    Interesting report by Lazard!
    Looking at the Appendices in the report, I struggled to understand their methodology to calculate the Levelised Cost of Storage. Independently, I have just blogged on a straightforward way to make the calculation. Details at (post for 17 November 2015).

    • MaxG

      Good work 🙂

    • Jacob

      Are your figures in AUD.

  • Jouni Valkonen

    this is very good that people are starting to realize that batteries can have multiple functions. Especially in behind the meter as a part of smart grid.

    Such as:

    * UPS system, these are extremely important for companies and absolutely necessary for Diary farmers. And for households, it still adds some value.

    * Electric car use. If EV has 100 kWh battery, it is possible to allocate 30 kWh of that capacity to the use of Grid Utility Company, when EV is idling and is plugged in. As this is only one third of total capacity of battery, this has negligible effect on lifespan of battery and usability of car. Therefore utility company may subsidize larger battery. This is win-win situation as utility company gets 30 kWh battery and EV owner gets larger battery. V2G use has almost zero overlapping, but full value is simultaneusly in use for both, grid utility company and EV owner. Therefore this is cheapest battery storage.

    * Peak demand shaving. Companies can level peak loads with battery buffer and therefore company can operate in cheaper grid connection. This is important, if the peak loads have high impact on electricity bill.

    * Solar storage. This is obvious function of batteries. But is it the most valuable?

    * Demand shift. Companies and also households can charge batteries at night and use them at day times. This is practical especially in winter, if solar production is very low and no need to store solar energy.

    * Grid maintenance. Grid Utility Company can use distributed batteries via Smart Grid for balancing grid and adjusting voltage and frequency.

    * Emergency power for grid failure. Although in normal use batteries are not discharged fully, but in the case of grid failure, it may be last straw to discharge distributed batteries fully to prevent the collapse of grid.

    All these adds value and most of them can be used simultaneusly or in different times. For example UPS system may leave e.g. 40 % of battery capacity always for back up power, but the rest of the capacity is free to use for solar storage or grid maintenance. But when working hours are over, that UPS capacity can be discharged during evening peak, when sun is setting and later charged again during the night, if there is forecasted high winds for the night hours, that UPS system is ready in the morning.

    Therefore the driving force of distributed batteries is not single use that is traditionally thought, but this multi purposing of batteries. Electric car batteries are most efficient in multitasking and basically grid utility company could subsidize EV battery by 30 %. Although particular EV may be on roads during peak hours, but from statistical basis it is sufficient that there are simultaneusly enough electric cars plugged in during peak hours.

  • Magda Savin

    The U.S. requires a quick upgrade of its power grid because the further development of the renewable energy sources in the country and the integration of new energy storage systems, charging points for electric cars, smart grids and so on.

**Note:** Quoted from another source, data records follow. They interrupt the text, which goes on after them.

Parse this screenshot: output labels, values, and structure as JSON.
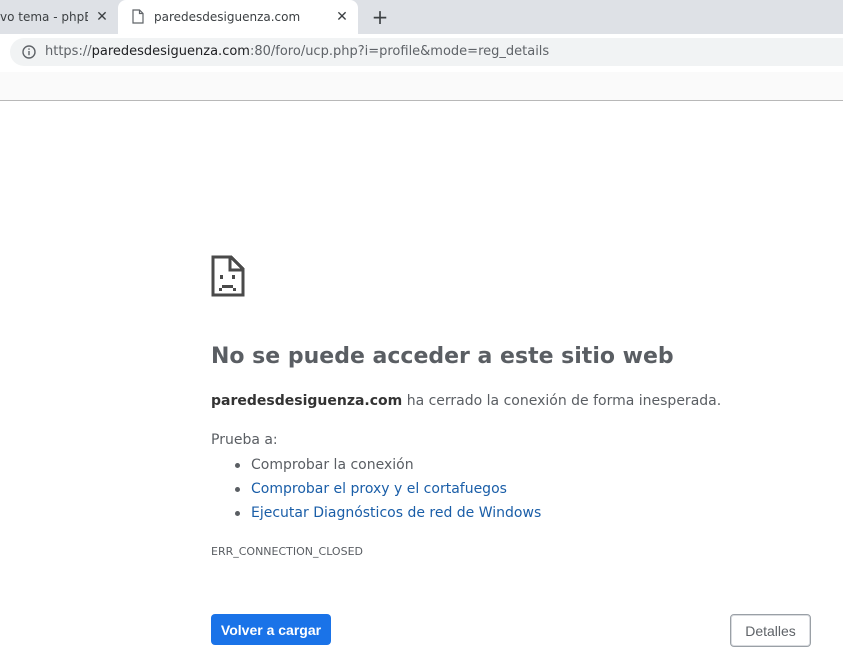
{
  "browser": {
    "tabs": [
      {
        "title": "vo tema - phpBB",
        "active": false
      },
      {
        "title": "paredesdesiguenza.com",
        "active": true
      }
    ],
    "new_tab_symbol": "+",
    "close_symbol": "✕",
    "address": {
      "scheme": "https://",
      "host": "paredesdesiguenza.com",
      "rest": ":80/foro/ucp.php?i=profile&mode=reg_details"
    }
  },
  "error_page": {
    "icon": "sad-page-icon",
    "heading": "No se puede acceder a este sitio web",
    "summary_host": "paredesdesiguenza.com",
    "summary_text": " ha cerrado la conexión de forma inesperada.",
    "try_label": "Prueba a:",
    "suggestions": [
      {
        "text": "Comprobar la conexión",
        "link": false
      },
      {
        "text": "Comprobar el proxy y el cortafuegos",
        "link": true
      },
      {
        "text": "Ejecutar Diagnósticos de red de Windows",
        "link": true
      }
    ],
    "error_code": "ERR_CONNECTION_CLOSED",
    "reload_label": "Volver a cargar",
    "details_label": "Detalles"
  },
  "colors": {
    "primary_button": "#1a73e8",
    "link": "#1a5ea8",
    "text": "#5a5e63"
  }
}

    I read on that the increased demand for security needs a new and smart electrical grid that can easily integrate new types of multidirectional and variable energy sources and communications.

  • MG

    Why are solar companies stocks floundering and why is the biggest solar company about to enter bankruptcy? I thought with the tax credits renewed their prospects would be bright right now? People are underestimating the system integration costs of all of these technologies in these projections.